## What to work on
Each line in the entries below that holds the string "text" is to be listed.

(Beginning of Material provided)

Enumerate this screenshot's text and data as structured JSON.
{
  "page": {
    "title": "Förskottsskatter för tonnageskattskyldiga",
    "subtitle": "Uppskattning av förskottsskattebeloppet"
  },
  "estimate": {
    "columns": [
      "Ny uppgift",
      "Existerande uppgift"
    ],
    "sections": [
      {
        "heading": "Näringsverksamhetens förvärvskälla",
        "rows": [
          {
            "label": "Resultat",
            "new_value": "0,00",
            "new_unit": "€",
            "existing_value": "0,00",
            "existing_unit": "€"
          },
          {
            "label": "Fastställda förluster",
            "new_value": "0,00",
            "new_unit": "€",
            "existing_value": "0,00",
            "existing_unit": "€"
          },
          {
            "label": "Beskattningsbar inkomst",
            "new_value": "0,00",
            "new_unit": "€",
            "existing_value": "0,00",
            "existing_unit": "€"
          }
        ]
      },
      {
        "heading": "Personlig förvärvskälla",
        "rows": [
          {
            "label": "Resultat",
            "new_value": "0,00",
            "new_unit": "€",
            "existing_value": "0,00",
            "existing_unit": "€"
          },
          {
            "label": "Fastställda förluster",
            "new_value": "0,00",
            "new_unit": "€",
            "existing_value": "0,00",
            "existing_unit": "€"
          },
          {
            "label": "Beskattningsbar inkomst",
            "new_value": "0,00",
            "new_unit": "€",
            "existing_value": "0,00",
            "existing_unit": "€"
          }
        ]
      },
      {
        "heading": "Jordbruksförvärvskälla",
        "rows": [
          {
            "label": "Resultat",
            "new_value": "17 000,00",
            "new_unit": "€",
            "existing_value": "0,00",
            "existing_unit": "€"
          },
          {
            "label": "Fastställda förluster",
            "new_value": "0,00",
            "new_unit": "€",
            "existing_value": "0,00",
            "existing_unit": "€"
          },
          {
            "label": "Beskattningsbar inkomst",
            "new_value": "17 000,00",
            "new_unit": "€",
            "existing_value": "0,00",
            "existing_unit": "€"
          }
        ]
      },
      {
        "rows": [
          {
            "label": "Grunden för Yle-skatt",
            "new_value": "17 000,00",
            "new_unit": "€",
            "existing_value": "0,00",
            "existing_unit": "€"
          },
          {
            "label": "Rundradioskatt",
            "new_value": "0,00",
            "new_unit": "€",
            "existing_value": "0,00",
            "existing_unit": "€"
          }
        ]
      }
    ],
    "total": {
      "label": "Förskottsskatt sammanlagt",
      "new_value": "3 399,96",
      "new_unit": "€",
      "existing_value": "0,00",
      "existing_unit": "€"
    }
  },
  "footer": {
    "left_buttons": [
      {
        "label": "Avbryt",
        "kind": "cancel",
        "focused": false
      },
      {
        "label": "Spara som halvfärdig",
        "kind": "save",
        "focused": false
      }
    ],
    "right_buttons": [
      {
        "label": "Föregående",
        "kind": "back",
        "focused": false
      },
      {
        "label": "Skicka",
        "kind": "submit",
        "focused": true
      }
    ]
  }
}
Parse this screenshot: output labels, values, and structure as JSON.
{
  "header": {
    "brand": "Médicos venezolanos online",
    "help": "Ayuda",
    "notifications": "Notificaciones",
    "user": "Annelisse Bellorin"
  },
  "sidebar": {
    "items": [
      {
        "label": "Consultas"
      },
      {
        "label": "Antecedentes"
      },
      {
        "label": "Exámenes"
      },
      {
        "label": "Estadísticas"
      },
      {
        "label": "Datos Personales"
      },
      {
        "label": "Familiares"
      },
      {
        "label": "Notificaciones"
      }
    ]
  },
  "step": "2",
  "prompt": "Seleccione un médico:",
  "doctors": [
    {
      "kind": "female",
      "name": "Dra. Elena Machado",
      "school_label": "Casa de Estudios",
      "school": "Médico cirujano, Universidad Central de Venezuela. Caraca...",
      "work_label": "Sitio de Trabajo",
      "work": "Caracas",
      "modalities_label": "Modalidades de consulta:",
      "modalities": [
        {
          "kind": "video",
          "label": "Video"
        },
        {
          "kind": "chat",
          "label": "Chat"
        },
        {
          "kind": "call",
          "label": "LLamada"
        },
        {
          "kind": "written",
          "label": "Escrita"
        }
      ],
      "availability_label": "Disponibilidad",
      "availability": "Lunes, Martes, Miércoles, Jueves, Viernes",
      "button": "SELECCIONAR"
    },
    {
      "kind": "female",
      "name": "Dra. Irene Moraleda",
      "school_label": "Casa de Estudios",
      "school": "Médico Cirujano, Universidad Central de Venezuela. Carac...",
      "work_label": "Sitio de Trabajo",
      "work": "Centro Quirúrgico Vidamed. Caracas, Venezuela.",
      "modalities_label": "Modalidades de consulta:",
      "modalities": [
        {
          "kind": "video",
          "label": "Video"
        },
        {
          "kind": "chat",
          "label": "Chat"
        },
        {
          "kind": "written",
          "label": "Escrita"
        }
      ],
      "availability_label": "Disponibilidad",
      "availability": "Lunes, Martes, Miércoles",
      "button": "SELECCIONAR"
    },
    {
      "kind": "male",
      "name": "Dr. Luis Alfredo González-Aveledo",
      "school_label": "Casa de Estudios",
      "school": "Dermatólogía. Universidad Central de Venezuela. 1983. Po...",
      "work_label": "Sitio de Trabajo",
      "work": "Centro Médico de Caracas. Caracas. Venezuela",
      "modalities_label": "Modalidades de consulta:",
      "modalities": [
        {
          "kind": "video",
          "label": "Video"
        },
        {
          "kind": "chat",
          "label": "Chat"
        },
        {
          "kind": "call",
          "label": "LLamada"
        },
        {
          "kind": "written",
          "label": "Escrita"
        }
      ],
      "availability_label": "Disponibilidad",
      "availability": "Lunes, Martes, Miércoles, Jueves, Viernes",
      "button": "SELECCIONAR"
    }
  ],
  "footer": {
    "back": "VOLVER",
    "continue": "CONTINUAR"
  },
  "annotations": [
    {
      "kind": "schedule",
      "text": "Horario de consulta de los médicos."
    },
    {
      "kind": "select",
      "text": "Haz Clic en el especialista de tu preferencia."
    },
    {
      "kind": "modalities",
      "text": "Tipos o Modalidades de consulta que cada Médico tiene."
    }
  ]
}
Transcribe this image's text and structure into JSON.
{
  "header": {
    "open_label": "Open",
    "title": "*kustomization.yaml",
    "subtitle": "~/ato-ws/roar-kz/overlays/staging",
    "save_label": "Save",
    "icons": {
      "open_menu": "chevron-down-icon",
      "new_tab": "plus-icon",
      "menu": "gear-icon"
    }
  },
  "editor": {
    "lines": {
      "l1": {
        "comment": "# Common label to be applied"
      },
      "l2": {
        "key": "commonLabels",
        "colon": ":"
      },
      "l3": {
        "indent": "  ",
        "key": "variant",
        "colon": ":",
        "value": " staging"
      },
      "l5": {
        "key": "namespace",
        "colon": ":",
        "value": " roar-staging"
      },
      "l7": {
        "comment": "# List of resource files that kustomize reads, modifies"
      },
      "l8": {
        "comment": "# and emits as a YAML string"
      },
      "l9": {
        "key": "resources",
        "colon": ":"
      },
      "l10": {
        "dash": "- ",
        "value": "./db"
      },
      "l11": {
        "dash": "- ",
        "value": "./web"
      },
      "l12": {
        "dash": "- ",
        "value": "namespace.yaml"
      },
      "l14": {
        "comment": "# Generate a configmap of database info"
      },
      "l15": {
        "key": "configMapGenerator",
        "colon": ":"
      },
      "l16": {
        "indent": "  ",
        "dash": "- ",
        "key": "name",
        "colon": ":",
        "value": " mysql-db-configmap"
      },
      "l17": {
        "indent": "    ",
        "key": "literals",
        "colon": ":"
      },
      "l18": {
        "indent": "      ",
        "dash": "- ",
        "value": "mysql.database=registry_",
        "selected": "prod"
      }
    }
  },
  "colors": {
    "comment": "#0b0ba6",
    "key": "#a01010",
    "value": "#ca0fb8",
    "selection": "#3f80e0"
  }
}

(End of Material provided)

## Exercise result
Enumerate this screenshot's text and data as structured JSON.
      "text": "Horario de consulta de los médicos."
      "text": "Haz Clic en el especialista de tu preferencia."
      "text": "Tipos o Modalidades de consulta que cada Médico tiene."
Transcribe this image's text and structure into JSON.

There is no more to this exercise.